Faced with lightning fast market efficiency — the market’s almost instantaneous assimilation of public and not so public information on the economy — many investment professionals prefer to focus more on psychology than on facts. This approach, often called technical analysis, looks at various market statistics (e.g. share volume on positive and negative trading days, prices above or below 200 day moving averages, ratio of puts to calls on market index options, etc.) and tries to predict the future sensitivity of the market to positive or negative changes in expectations. Much of this is predicated on the notion that market behavior can indicate the degree of fear or greed in the market and therefore distinguish mere reversals in price action from true bull and bear markets.
Technical analysis has a controversial reputation: analysts who put their faith in forecasting economic activity and corporate earnings (sometimes called fundamental analysts) look upon technical analysis as little more than the aforementioned haruspex. That being said, technical analysis is one of the few indicators that considers investor psychology — how the market might respond to future information — and as such it has value. Currently, these indicators suggest that the bull market will continue, but warn that psychology is approaching overconfident territory. Disappointing news to overconfident investors could have very negative consequences.
Markets that become overconfident and therefore vulnerable to a change in attitude can push stocks to extremes of valuation. Probably the most commonly used measure of valuation is the ratio of stock prices to earnings or the P/E multiple. P/Es increase as investors impute higher earnings growth rates to stocks and/or greater certainty about the accuracy of those growth rates; lower growth rates and/or lower certainty will push P/Es lower.
While it might make sense that P/E multiples over a certain level should indicate a vulnerable market and therefore a cue to begin taking defensive measures, history has not supported this approach. As Keynes once remarked, “markets can remain irrational longer than you can remain solvent.” And in fact, the multiples for the S&P 500 are far from irrationally high: 16.7 times forward earnings and 18 times trailing earnings (the averages for the last 35 or so years were 14.8 and 18.4 respectively).
So, where does that leave us? There are no secret clues to predicting the timing of the next bear market. We do know that it’s been a long time since the last one — a little over ten years — and that, barring a new realignment of the universe, there will be another one in our future.
There are economic warning signs that global economies are facing hardships — China is slowing, the U.K. appears to be hurtling off a Brexit cliff with no visible net, Europe is feeling China’s slowdown through declines in exports — but, so far, the U.S. economy is showing only minor effects from malaise overseas. The stock market is up over 11% for the year. But the yield curve recently turned negative.
We’ve never considered ourselves market timers — speculators that jump from stocks to cash and back again based on where they believe the market is heading — and we certainly don’t intend to change now.
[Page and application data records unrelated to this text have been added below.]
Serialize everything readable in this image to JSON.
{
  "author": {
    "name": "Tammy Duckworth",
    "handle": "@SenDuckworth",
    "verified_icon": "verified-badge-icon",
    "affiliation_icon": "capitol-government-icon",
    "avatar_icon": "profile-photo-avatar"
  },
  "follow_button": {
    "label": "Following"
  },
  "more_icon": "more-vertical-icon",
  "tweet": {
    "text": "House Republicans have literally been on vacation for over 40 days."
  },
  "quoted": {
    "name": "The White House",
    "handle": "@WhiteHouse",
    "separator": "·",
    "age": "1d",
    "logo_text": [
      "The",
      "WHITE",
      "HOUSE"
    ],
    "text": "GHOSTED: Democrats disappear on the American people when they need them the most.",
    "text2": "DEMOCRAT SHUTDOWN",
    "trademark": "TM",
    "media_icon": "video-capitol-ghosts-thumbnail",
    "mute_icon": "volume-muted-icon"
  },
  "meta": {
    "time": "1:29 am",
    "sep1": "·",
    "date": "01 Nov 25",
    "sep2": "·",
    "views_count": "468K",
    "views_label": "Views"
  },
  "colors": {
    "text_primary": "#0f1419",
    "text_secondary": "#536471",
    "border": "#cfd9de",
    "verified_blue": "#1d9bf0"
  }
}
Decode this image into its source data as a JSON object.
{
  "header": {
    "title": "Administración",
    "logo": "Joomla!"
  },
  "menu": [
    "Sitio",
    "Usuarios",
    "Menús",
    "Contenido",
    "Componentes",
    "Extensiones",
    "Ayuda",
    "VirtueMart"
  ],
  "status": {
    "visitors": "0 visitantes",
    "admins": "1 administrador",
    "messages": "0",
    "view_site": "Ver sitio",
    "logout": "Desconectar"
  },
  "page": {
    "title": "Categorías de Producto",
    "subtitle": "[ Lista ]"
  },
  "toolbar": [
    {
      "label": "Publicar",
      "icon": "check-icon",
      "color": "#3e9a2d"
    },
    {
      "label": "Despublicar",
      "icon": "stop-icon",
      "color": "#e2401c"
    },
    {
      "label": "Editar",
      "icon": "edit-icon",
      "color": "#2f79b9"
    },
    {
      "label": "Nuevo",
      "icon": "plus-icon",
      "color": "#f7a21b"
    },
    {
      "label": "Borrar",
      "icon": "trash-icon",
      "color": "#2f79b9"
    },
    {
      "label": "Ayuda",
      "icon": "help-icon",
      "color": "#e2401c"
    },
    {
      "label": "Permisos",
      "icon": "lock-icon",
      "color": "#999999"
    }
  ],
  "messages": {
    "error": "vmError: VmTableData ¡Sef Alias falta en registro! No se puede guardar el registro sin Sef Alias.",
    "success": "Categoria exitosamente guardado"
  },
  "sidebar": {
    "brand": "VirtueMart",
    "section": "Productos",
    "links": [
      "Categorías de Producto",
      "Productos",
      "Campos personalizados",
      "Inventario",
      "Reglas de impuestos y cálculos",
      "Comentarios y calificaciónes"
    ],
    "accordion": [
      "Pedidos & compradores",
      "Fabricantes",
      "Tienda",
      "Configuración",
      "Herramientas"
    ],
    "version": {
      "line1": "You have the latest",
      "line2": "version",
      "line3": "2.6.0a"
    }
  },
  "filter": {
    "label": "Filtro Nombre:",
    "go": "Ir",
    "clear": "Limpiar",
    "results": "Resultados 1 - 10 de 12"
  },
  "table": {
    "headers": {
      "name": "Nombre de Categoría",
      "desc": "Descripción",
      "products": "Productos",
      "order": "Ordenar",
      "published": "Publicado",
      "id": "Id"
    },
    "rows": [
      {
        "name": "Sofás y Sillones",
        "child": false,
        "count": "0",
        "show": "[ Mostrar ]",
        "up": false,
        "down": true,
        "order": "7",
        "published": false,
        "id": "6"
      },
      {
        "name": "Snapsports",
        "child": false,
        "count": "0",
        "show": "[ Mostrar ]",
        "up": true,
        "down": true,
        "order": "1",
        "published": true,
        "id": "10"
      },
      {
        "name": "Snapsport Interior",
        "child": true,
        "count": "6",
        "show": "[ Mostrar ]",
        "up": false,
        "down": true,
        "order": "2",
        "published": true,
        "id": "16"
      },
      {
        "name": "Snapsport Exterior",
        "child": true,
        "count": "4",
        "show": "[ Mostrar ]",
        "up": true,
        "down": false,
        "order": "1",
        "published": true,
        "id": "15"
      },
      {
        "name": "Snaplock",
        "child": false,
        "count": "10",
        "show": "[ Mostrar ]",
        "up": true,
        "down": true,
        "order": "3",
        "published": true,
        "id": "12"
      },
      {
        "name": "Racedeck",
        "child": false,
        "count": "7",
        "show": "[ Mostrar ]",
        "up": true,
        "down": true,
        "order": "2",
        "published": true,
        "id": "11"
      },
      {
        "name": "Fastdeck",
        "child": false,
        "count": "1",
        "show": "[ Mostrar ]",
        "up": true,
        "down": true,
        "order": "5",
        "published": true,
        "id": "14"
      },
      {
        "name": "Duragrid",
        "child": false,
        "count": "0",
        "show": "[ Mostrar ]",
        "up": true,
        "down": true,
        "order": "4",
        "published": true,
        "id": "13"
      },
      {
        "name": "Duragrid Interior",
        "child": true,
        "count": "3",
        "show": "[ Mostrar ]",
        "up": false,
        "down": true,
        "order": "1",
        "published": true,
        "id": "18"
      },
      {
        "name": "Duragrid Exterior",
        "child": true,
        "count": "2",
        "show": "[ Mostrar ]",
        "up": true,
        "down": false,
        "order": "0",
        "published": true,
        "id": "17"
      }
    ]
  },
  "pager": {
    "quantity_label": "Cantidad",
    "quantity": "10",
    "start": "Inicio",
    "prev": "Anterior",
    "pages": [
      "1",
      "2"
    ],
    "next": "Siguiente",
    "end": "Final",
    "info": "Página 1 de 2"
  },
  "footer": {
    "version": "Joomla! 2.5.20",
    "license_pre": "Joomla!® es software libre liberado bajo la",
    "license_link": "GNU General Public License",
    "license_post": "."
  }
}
But, caution has its good points. Now might be a good time to review one’s portfolio — recent equity moves may well have over-weighted stock allocations — and make certain that it’s properly allocated for long term goals. We recommend it!